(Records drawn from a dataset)
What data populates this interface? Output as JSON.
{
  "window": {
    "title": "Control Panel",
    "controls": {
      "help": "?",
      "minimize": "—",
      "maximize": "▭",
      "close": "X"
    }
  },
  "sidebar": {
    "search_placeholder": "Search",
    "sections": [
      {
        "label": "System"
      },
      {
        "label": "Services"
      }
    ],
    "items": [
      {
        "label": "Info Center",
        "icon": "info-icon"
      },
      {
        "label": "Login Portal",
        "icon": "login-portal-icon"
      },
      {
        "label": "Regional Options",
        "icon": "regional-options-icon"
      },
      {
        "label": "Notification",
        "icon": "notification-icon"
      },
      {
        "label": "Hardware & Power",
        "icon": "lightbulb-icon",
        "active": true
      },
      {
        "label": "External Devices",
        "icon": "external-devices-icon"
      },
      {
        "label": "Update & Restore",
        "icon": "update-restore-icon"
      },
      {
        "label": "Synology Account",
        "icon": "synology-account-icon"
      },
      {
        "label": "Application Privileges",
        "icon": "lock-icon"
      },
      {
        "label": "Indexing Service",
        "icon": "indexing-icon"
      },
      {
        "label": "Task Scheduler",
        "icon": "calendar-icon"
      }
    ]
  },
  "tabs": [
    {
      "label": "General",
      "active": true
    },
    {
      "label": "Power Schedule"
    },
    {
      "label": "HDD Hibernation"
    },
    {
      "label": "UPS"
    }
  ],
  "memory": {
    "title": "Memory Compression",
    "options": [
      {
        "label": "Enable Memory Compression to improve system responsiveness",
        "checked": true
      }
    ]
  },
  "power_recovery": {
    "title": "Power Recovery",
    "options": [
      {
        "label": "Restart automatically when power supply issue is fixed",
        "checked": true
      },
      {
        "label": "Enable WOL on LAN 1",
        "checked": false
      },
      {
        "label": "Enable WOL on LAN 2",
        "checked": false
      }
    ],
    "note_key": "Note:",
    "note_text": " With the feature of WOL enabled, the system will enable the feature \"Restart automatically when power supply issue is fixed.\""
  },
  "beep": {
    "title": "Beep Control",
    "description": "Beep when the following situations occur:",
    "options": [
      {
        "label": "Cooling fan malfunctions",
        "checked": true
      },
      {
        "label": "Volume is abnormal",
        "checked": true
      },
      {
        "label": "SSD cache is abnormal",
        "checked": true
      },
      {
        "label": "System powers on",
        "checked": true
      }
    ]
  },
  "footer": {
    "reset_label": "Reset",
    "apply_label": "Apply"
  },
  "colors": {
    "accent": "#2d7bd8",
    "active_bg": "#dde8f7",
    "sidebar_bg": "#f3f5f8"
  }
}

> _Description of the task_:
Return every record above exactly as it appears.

> _Answer to the exercise_:
What data populates this interface? Output as JSON.
{
  "window": {
    "title": "Control Panel",
    "controls": {
      "help": "?",
      "minimize": "—",
      "maximize": "▭",
      "close": "X"
    }
  },
  "sidebar": {
    "search_placeholder": "Search",
    "sections": [
      {
        "label": "System"
      },
      {
        "label": "Services"
      }
    ],
    "items": [
      {
        "label": "Info Center",
        "icon": "info-icon"
      },
      {
        "label": "Login Portal",
        "icon": "login-portal-icon"
      },
      {
        "label": "Regional Options",
        "icon": "regional-options-icon"
      },
      {
        "label": "Notification",
        "icon": "notification-icon"
      },
      {
        "label": "Hardware & Power",
        "icon": "lightbulb-icon",
        "active": true
      },
      {
        "label": "External Devices",
        "icon": "external-devices-icon"
      },
      {
        "label": "Update & Restore",
        "icon": "update-restore-icon"
      },
      {
        "label": "Synology Account",
        "icon": "synology-account-icon"
      },
      {
        "label": "Application Privileges",
        "icon": "lock-icon"
      },
      {
        "label": "Indexing Service",
        "icon": "indexing-icon"
      },
      {
        "label": "Task Scheduler",
        "icon": "calendar-icon"
      }
    ]
  },
  "tabs": [
    {
      "label": "General",
      "active": true
    },
    {
      "label": "Power Schedule"
    },
    {
      "label": "HDD Hibernation"
    },
    {
      "label": "UPS"
    }
  ],
  "memory": {
    "title": "Memory Compression",
    "options": [
      {
        "label": "Enable Memory Compression to improve system responsiveness",
        "checked": true
      }
    ]
  },
  "power_recovery": {
    "title": "Power Recovery",
    "options": [
      {
        "label": "Restart automatically when power supply issue is fixed",
        "checked": true
      },
      {
        "label": "Enable WOL on LAN 1",
        "checked": false
      },
      {
        "label": "Enable WOL on LAN 2",
        "checked": false
      }
    ],
    "note_key": "Note:",
    "note_text": " With the feature of WOL enabled, the system will enable the feature \"Restart automatically when power supply issue is fixed.\""
  },
  "beep": {
    "title": "Beep Control",
    "description": "Beep when the following situations occur:",
    "options": [
      {
        "label": "Cooling fan malfunctions",
        "checked": true
      },
      {
        "label": "Volume is abnormal",
        "checked": true
      },
      {
        "label": "SSD cache is abnormal",
        "checked": true
      },
      {
        "label": "System powers on",
        "checked": true
      }
    ]
  },
  "footer": {
    "reset_label": "Reset",
    "apply_label": "Apply"
  },
  "colors": {
    "accent": "#2d7bd8",
    "active_bg": "#dde8f7",
    "sidebar_bg": "#f3f5f8"
  }
}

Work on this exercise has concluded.